Software developer Exact has a clear mission: to help companies achieve future-proof growth. This mission is grounded in smart business software, which enables small and medium-sized organisations to work more efficiently. But that is not all. According to Alexander Rahusen, Exact’s Chief Financial Officer, future-proof growth goes beyond efficiency and profitability. Creating added value for colleagues, the environment and society is just as important. How does Exact do this? We put five questions to Alexander Rahusen about responsible business.
1. What's Exacts definition of responsible business?
“It’s a good idea to start by reflecting on the definition of responsible business. Many different expressions are used to explain what responsible business means, including Corporate Social Responsibility (CSR) and Environmental, Social and Governance (ESG). At Exact, we have opted for ‘responsible business’, because that speaks to people and is also nicely all-encompassing. For us, responsible business goes beyond sustainability or reducing carbon emissions; it also includes social elements, such as good employership, diversity & inclusion and contributing to society.”
2. What characterises your organisation when it comes to responsible business?

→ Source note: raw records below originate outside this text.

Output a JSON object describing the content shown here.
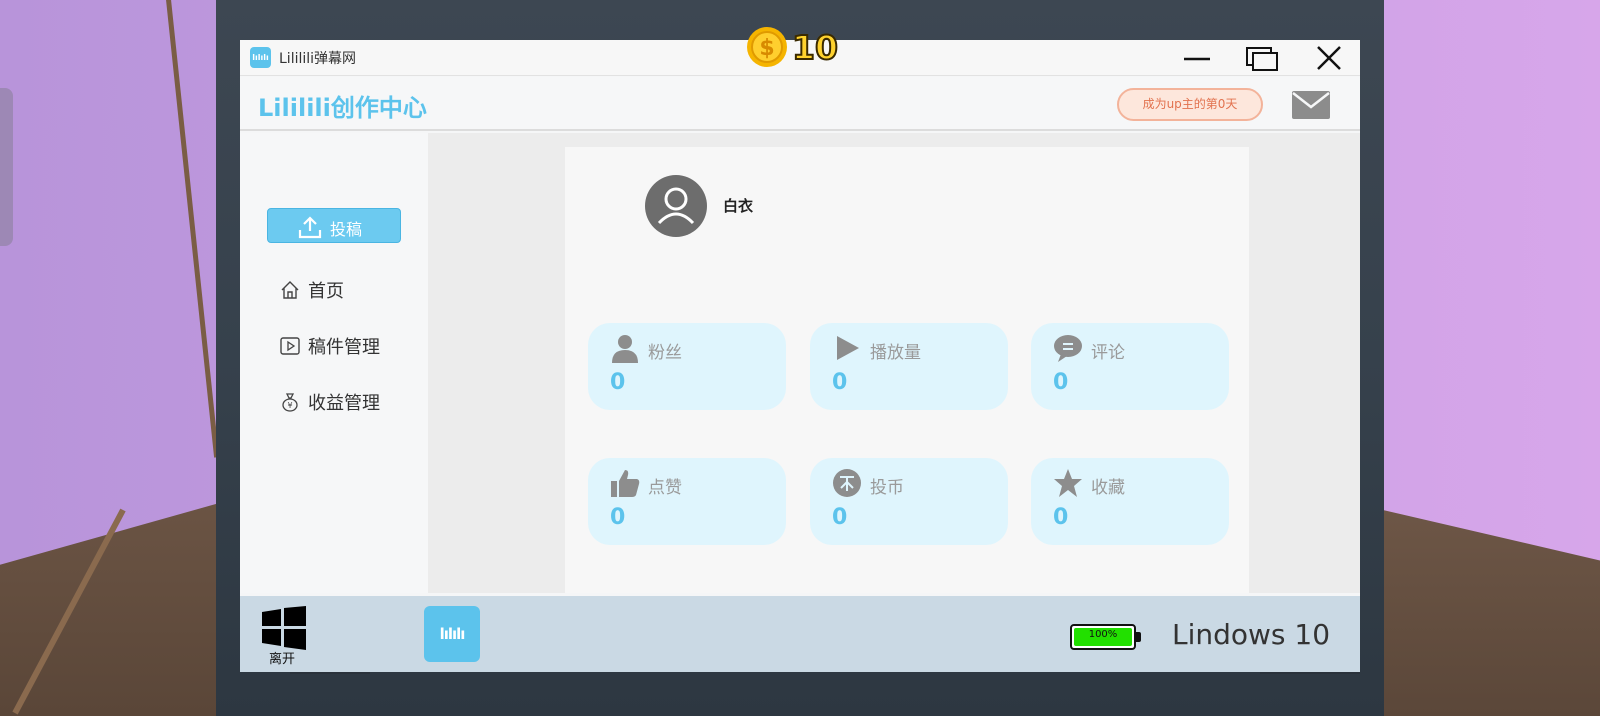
{
  "window": {
    "title": "Lililili弹幕网",
    "logo_text": "lılılı"
  },
  "hud": {
    "coins": "10",
    "coin_icon": "dollar-coin-icon"
  },
  "header": {
    "brand": "Lililili创作中心",
    "up_days_badge": "成为up主的第0天",
    "mail_icon": "mail-icon"
  },
  "sidebar": {
    "upload_label": "投稿",
    "items": [
      {
        "label": "首页",
        "icon": "home-icon"
      },
      {
        "label": "稿件管理",
        "icon": "video-icon"
      },
      {
        "label": "收益管理",
        "icon": "money-bag-icon"
      }
    ]
  },
  "profile": {
    "username": "白衣"
  },
  "stats": [
    {
      "label": "粉丝",
      "value": "0",
      "icon": "person-icon"
    },
    {
      "label": "播放量",
      "value": "0",
      "icon": "play-icon"
    },
    {
      "label": "评论",
      "value": "0",
      "icon": "comment-icon"
    },
    {
      "label": "点赞",
      "value": "0",
      "icon": "thumbs-up-icon"
    },
    {
      "label": "投币",
      "value": "0",
      "icon": "coin-icon"
    },
    {
      "label": "收藏",
      "value": "0",
      "icon": "star-icon"
    }
  ],
  "taskbar": {
    "start_label": "离开",
    "app_icon_text": "lılılı",
    "battery_percent": 100,
    "battery_text": "100%",
    "os_name": "Lindows 10"
  },
  "colors": {
    "accent": "#5cc3ec",
    "stat_card": "#dff5fd",
    "badge_text": "#e2724e",
    "battery_fill": "#22e000",
    "coin": "#ffd22e"
  }
}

“I think we are definitely characterised by our level of engagement. That’s crucial, because I strongly believe responsible business should not be a goal, but a driver. That is the only way to achieve success. The fact that our policy is very broad contributes to this. There is always an element that appeals to you as an employee of Exact and so gives you the feeling of being involved. Moreover, responsible business is not a separate department. It is intertwined in all layers of our organisation, making it everyone’s responsibility. I’m proud to say that at Exact, we have an intrinsic motivation to do business responsibly.”

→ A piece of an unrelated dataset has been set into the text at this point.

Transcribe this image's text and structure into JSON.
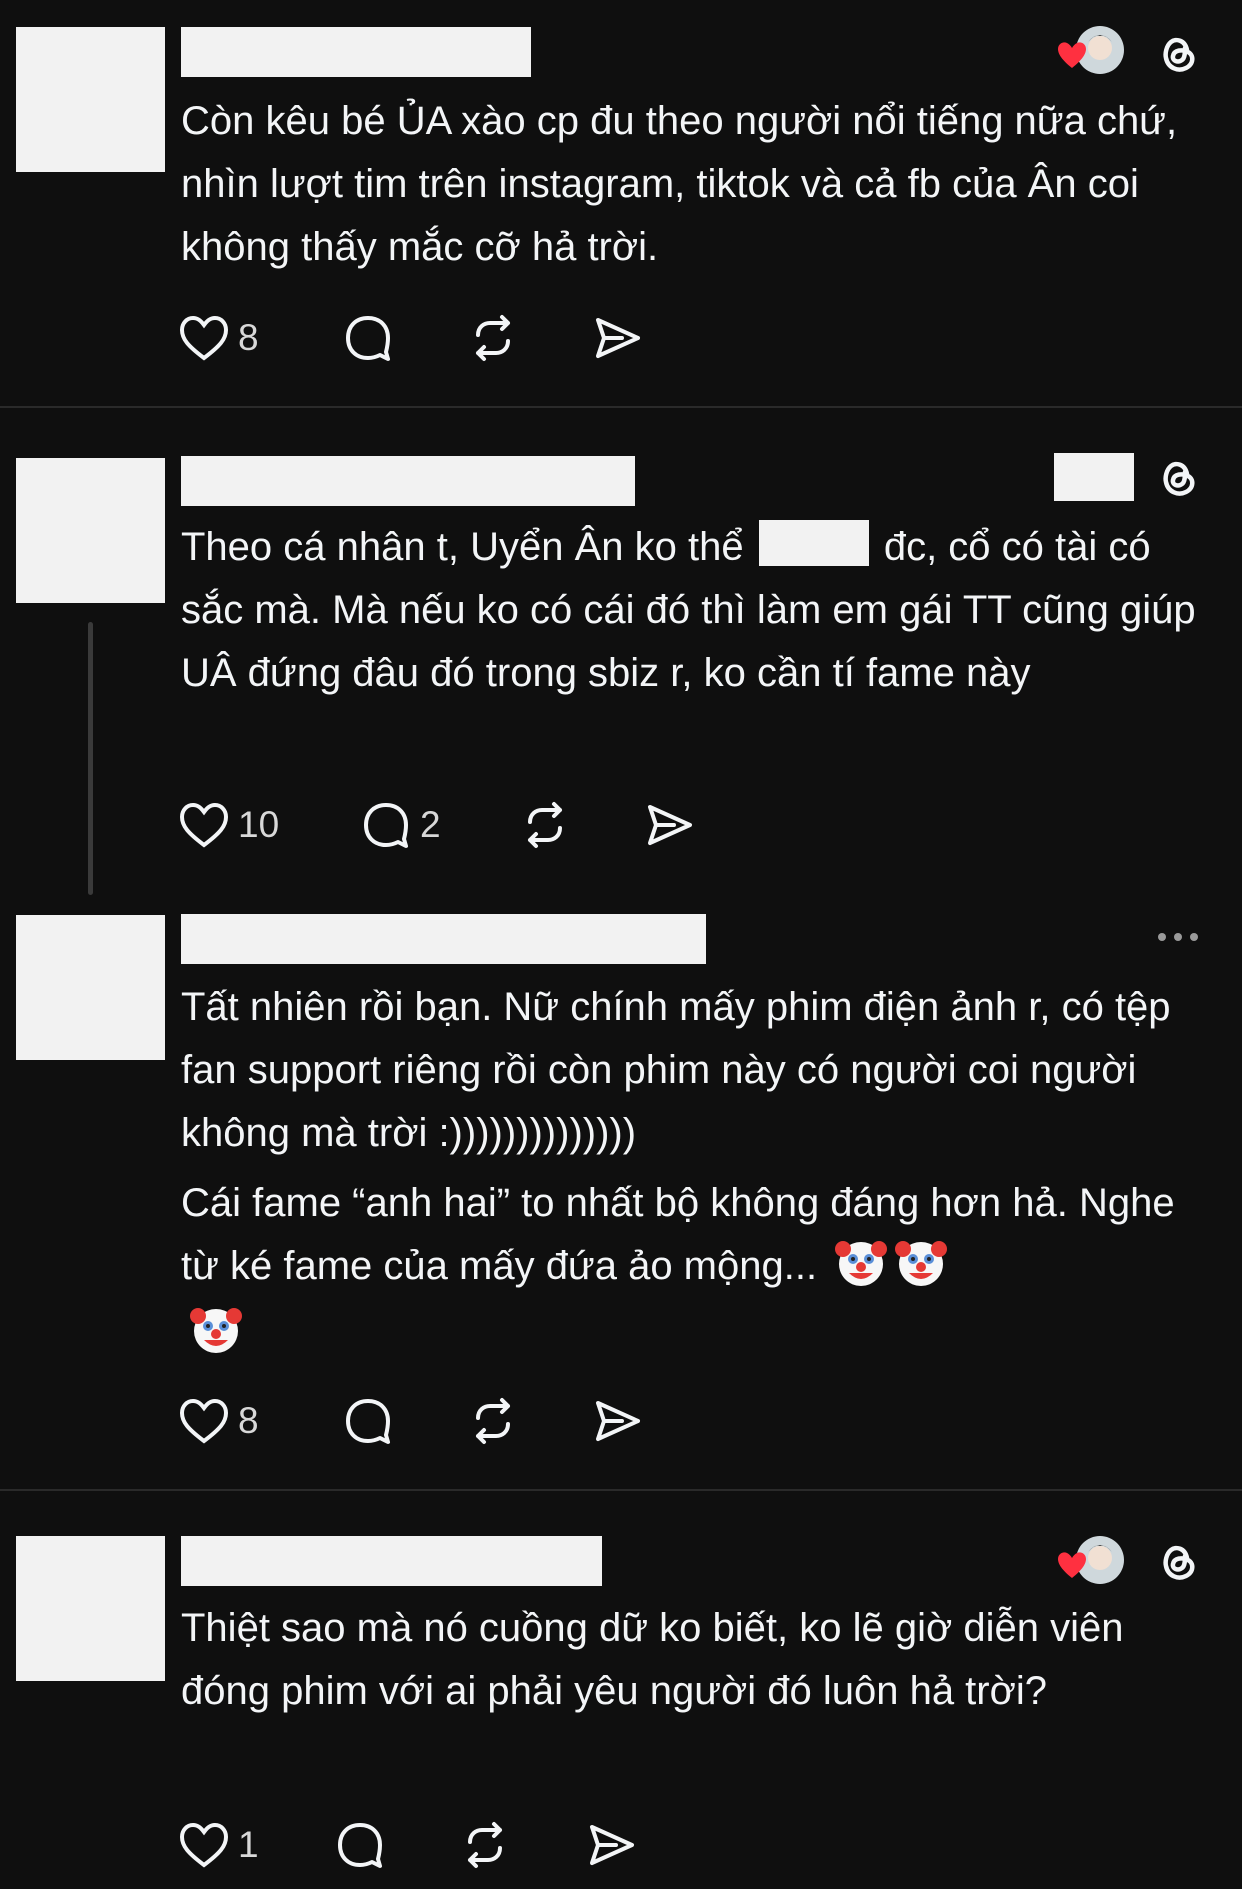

"We want to inspire others to act responsibly as well, only then will our mission succeed."
3. Where do you focus on and how do you put responsible business into practice?

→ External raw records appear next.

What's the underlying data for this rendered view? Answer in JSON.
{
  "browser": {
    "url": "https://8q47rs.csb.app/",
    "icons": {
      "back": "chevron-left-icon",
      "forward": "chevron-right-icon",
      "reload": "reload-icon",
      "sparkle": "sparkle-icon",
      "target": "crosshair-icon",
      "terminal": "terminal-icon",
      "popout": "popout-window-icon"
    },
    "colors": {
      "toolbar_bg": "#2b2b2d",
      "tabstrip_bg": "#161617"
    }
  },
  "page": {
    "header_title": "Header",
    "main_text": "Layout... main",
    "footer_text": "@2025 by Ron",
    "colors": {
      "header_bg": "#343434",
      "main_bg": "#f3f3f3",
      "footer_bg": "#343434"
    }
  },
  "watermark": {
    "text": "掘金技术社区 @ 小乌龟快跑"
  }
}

“We have set up a programme based on five pillars. This includes reducing our energy & carbon footprint, increasing diversity & inclusion on the work floor and the establishment of a responsible supply chain, but also, for example, contributing to the local community in which we operate. An example of this is our Giving Back Days: each year colleagues are allowed to devote three working days to volunteer work of their choice. The programme helps to clarify our focus. Furthermore, we have linked targets to each pillar and make sure to report on their achievement.”
4. When will you consider your mission to have been accomplished?
“Our company has actually been incorporating responsible business for a long time, but we have not drawn such explicit attention to this before. We are doing so now, though. Saying you’re doing good is all very well, but you also need to show it. Therefore, we have set concrete goals and are transparent about the results we achieve. Take our carbon emissions target: by 2030, we would like to have reduced our emissions by 50% compared to 2019. Currently, our footprint has already decreased by more than 30%. On our website we publish annually how we meet our goals. In this particular example, we minimised travel, barely flew at all and used more green electricity. Will our mission be a success once we have achieved all our targets? No, or only in part: by being transparent about our policy, we hope to inspire others to also do business responsibly. Only then will our mission be successful.”
5. Do you have any tips for other entrepreneurs who wish to do business responsibly?
“First of all, work on engagement. Focus on initiatives that are close to the organisation, that motivate you intrinsically, and also talk about them with your employees and customers. For example, privacy and data security are important elements of our own policy. That’s something that we’re good at and where we can make a difference for others. Also, don’t make responsible business a separate department. Integrate it throughout your organisation, so that your strategy is supported by everyone. Finally, create a policy that is concrete and measurable, and report on your initiatives.”